The “bard of ladye love and chivalry,”
The golden violet twines his brow,
But his Northern harp is muffled now;
And if across the wires by chance be flings
His hand—his hand is cold, or mute the strings.
But who is he on whose dark front sublime
Genius hath stamp’d her characters of fire?
Oh! with a mighty hand he sweeps the lyre,
And as the numbers rise on high,
Hark! from a neighbouring clime,
As if to drown his harmony,
Crouching rebellion sends an angry cry—
The strain is changed—and grief usurps the song
Where triumph and prophetic sounds before
Were heard—and anguish deep and suffer’d long
By her who on a foreign shore
Did cast her sorrows in a nation’s arms,
That hushed her dark alarms,
And with a soft and pitying eye
Looked down on her adversity.
Her grief was told in many a lofty line:
But, “Paris,” wherefore stays thy poet now?
Half of the tale remains, and on his brow
The single laurel waits its partner wreath divine.
* * * * * *
Oh! ye master spirits of my time,
Forgive, forgive, that I have dared to talk
Of ye, and in your temple walk,
And trifle with your names or themes sublime.
I am a wanderer on the sacred hill,
And round the humbler slopes at times do stray,
And listen to—Oh! far away—
The music of your own Castalian rill.
If that I counsel yet to speak again,
And yield yourselves to that so holy rage
That doth the poet’s soul engage,
’Tis that ye may not pass those hours in vain
From whence (else haply doomed to harm)
Ye can draw such a charm.
Oh! never let those thoughts and pictured things
(Whether of grief or mirth),
And those remote, mysterious ponderings
Die shapeless at their very hour of birth:
It is the penalty of mighty minds,
(And well may it be borne for fame)
That future ages always have a claim
Upon the poet’s and the patriot’s soul;
And this they whisper on the passing winds
That voiceless by the dull, and poor in spirit roll.
Have I forgot thee, then, sweet maid,

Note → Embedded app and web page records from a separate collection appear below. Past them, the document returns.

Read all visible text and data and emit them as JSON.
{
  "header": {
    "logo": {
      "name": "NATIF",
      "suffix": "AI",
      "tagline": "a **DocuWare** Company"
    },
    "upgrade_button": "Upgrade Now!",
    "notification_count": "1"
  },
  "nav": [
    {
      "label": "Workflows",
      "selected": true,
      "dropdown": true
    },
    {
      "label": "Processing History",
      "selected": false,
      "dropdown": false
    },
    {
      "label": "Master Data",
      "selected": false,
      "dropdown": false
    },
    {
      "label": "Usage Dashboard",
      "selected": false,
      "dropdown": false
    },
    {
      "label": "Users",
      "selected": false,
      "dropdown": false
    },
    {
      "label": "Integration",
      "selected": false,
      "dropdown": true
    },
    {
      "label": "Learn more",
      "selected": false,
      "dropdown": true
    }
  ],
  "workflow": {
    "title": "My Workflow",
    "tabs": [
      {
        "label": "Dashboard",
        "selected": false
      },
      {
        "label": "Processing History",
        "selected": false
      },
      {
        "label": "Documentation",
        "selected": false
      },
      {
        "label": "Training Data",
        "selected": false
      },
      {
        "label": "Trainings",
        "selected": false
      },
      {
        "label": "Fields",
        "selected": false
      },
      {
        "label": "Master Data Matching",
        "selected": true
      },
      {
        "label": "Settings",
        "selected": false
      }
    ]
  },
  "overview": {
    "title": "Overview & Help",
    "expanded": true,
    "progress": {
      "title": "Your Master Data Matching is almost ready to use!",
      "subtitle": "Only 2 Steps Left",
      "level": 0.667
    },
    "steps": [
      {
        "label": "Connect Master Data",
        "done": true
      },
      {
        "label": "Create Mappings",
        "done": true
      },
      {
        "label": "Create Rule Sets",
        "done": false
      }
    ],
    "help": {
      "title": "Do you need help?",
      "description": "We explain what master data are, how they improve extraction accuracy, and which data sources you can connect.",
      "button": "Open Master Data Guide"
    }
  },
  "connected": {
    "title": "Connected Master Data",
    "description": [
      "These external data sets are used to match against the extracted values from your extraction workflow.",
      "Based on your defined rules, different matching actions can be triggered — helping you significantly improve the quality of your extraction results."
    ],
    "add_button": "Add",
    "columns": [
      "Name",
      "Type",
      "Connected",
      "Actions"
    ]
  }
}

Whom minstrels court and covet for their own?
Thee, to whose slightest tone
My heart its secret vows hath purely paid.
As to thine image on its starry throne—
Like the divinest gifts of poesy,
Are thine—and oh! thy small and fainting notes
(Whether by nightingales, on summer eves
Utter’d from amongst the leaves,
Or from the young larks’ shrill yet silver throats,)
Have powers as great—and as resistless ties
As deeper harmonies—
Throughout the realm one magic sway prevails,
And equal is thy low or loftiest sound.
Whenever it assails,
Obedient to its touch the fine-strung nerves resound.
Farewell! thou sweet Cecilia! yet I may,
On some far-future day,
Again implore thy soft, thy witching aid
(If of the poet’s idlesse then afraid),
And ask thee once again
To leave celestial joys awhile,
And shame the indolence of gifted men
With thy inspiring voice and half reproving smile.